The First Martyrs of the Church of Rome
The First Holy Martyrs of the Church
The Holy Men and Women are also called the “ProtoMartyrs of Rome.” They were accused of burning Rome by Nero, who burned Rome to cover his own crimes. Some martyrs were burned as living torches at evening banquets, some crucified, others were fed to wild animals. These martyrs died before St. Peter and St. Paul, and are called “disciples of the Apostles. . . whom the Holy Roman church sent to their Lord before the Apostles’ death.”
The First Martyrs of the Church of Rome were Christians martyred in the city of Rome during Nero’s persecution in 64. The event is recorded by both Tacitus and Pope Clement I, among others. They are celebrated in the Roman Catholic Church as an optional memorial on 30 June.
Rome had a large Jewish population. The couple, Priscilla and Aquila, were tent makers from Pontus, whom Paul met in Corinth. They had lived in Rome until the emperor Claudius ordered all the Jews to leave the city. Suetonius mentions this as due to disturbances in the city between the Jews and the followers of “Christus”. Claudius died in 54 AD.
There were early Christians in Rome within a dozen or so years after the death of Jesus, though they were not the converts of Paul. He had not yet visited them at the time he wrote his Epistle to the Romans in 57-58 AD. Paul wrote to a community of both Jews and Gentiles.
In July of 64 AD, Rome was devastated by fire.

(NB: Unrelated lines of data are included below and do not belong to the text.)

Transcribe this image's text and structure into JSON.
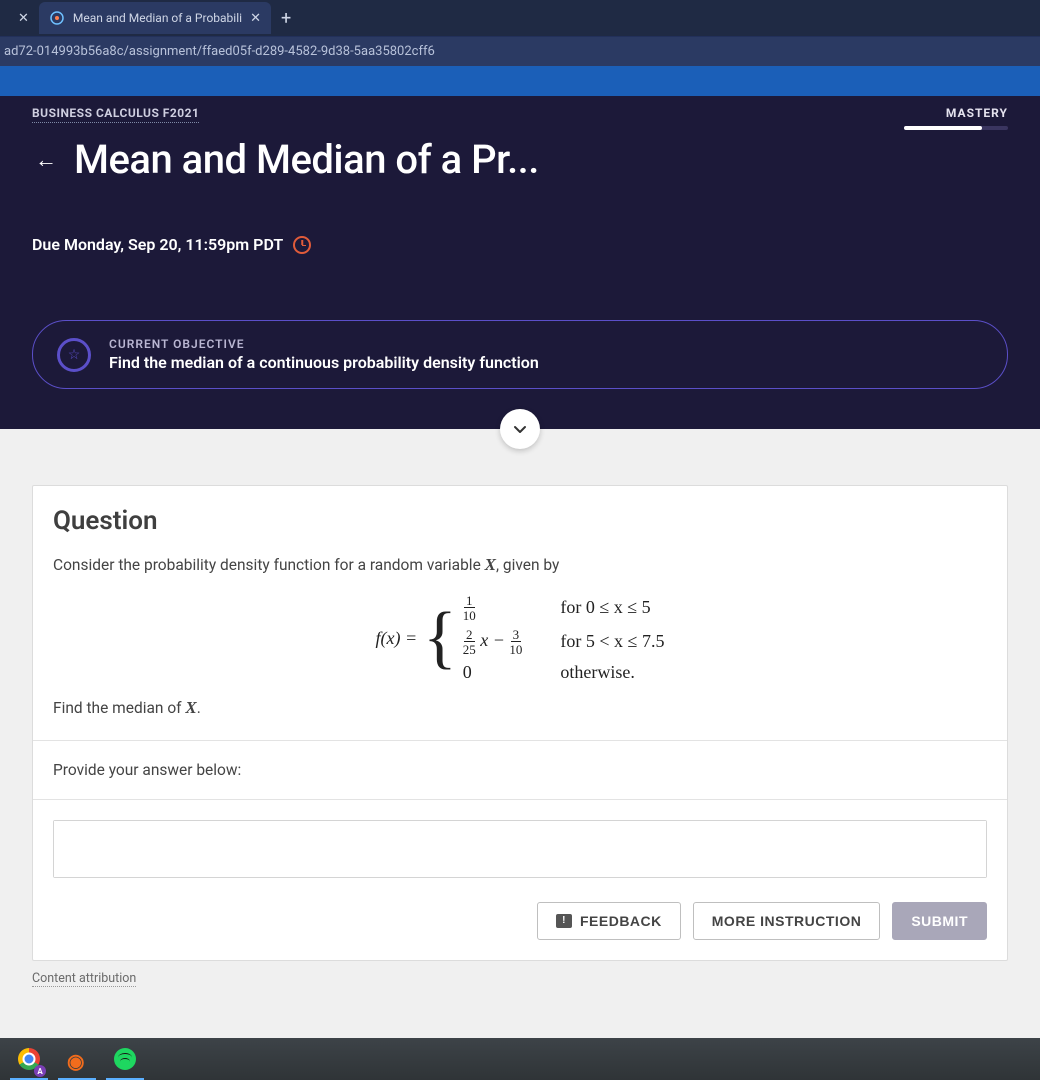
{
  "browser": {
    "tab1_title": "",
    "tab2_title": "Mean and Median of a Probabili",
    "url_fragment": "ad72-014993b56a8c/assignment/ffaed05f-d289-4582-9d38-5aa35802cff6"
  },
  "header": {
    "course": "BUSINESS CALCULUS F2021",
    "mastery_label": "MASTERY",
    "mastery_pct": 75,
    "title": "Mean and Median of a Pr...",
    "due_text": "Due Monday, Sep 20, 11:59pm PDT"
  },
  "objective": {
    "label": "CURRENT OBJECTIVE",
    "title": "Find the median of a continuous probability density function"
  },
  "question": {
    "heading": "Question",
    "intro_pre": "Consider the probability density function for a random variable ",
    "intro_var": "X",
    "intro_post": ", given by",
    "lhs": "f(x) =",
    "row1_expr_num": "1",
    "row1_expr_den": "10",
    "row1_cond": "for 0 ≤ x ≤ 5",
    "row2_a_num": "2",
    "row2_a_den": "25",
    "row2_mid": "x −",
    "row2_b_num": "3",
    "row2_b_den": "10",
    "row2_cond": "for 5 < x ≤ 7.5",
    "row3_expr": "0",
    "row3_cond": "otherwise.",
    "find_pre": "Find the median of ",
    "find_var": "X",
    "find_post": "."
  },
  "answer": {
    "prompt": "Provide your answer below:",
    "value": ""
  },
  "buttons": {
    "feedback": "FEEDBACK",
    "more_instruction": "MORE INSTRUCTION",
    "submit": "SUBMIT"
  },
  "footer": {
    "attribution": "Content attribution"
  },
  "taskbar": {
    "chrome_badge": "A"
  }
}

Largely made up of wooden tenements, fire was a frequent occurrence in the city. Rumor blamed the tragedy on the unpopular emperor Nero, who wanted to enlarge his palace. He accused the Christians. According to the historian Tacitus, many Christians were put to death “not so much of the crime of firing the city, as of hatred against mankind.”
Covered with the skins of beasts, they were torn by dogs and perished, or were nailed to crosses, or were doomed to the flames and burnt, to serve as a nightly illumination, when daylight had expired. Nero offered his gardens for the spectacle, and was exhibiting a show in the circus, while he mingled with the people in the dress of a charioteer or stood aloft on a car. Hence, even for criminals who deserved extreme and exemplary punishment, there arose a feeling of compassion; for it was not, as it seemed, for the public good, but to glut one man’s cruelty, that they were being destroyed.
Peter and Paul were probably among the victims.
This feast first came into the General Roman Calendar in the 1969 calendar reforms. The intention of the feast is to give a general celebration of early Roman martyrs. Prior to the calendar reforms, there were dozens of relatively minor Roman martyrs celebrated or commemorated in the calendar. Several of these had scant historical evidence, but did benefit from immemorial tradition.
This feast is a replacement for the many Roman martyr feasts, whose absence allowed for a less cluttered and more “dies natale” based Sanctoral calendar of more major saints. It also permitted the greater celebration of ferias, partially enacting the Second Vatican Council’s call for the Proper of Time to take a greater precedence. All of the early Roman martyrs retain their place in the Martyrology and can be celebrated in local calendars or privately unless impeded by a greater observance.
The placement of the feast is directly after the Solemnity of SS Peter and Paul, who are the principal patron saints of Rome. The subsequent martyrs are associated with this patronage. The feast day was formerly occupied with a Commemoration of St. Paul, and fell in the Octave of SS Peter and Paul.
The church of Santi Protomartiri a Via Aurelia Antica in Rome is dedicated to these first martyrs.
Wherever the Good News of Jesus was preached, it met the same opposition as Jesus did, and many of those who began to follow him shared his suffering and death. But no human force could stop the power of the Spirit unleashed upon the world. The blood of martyrs has always been, and will always be, the seed of Christians.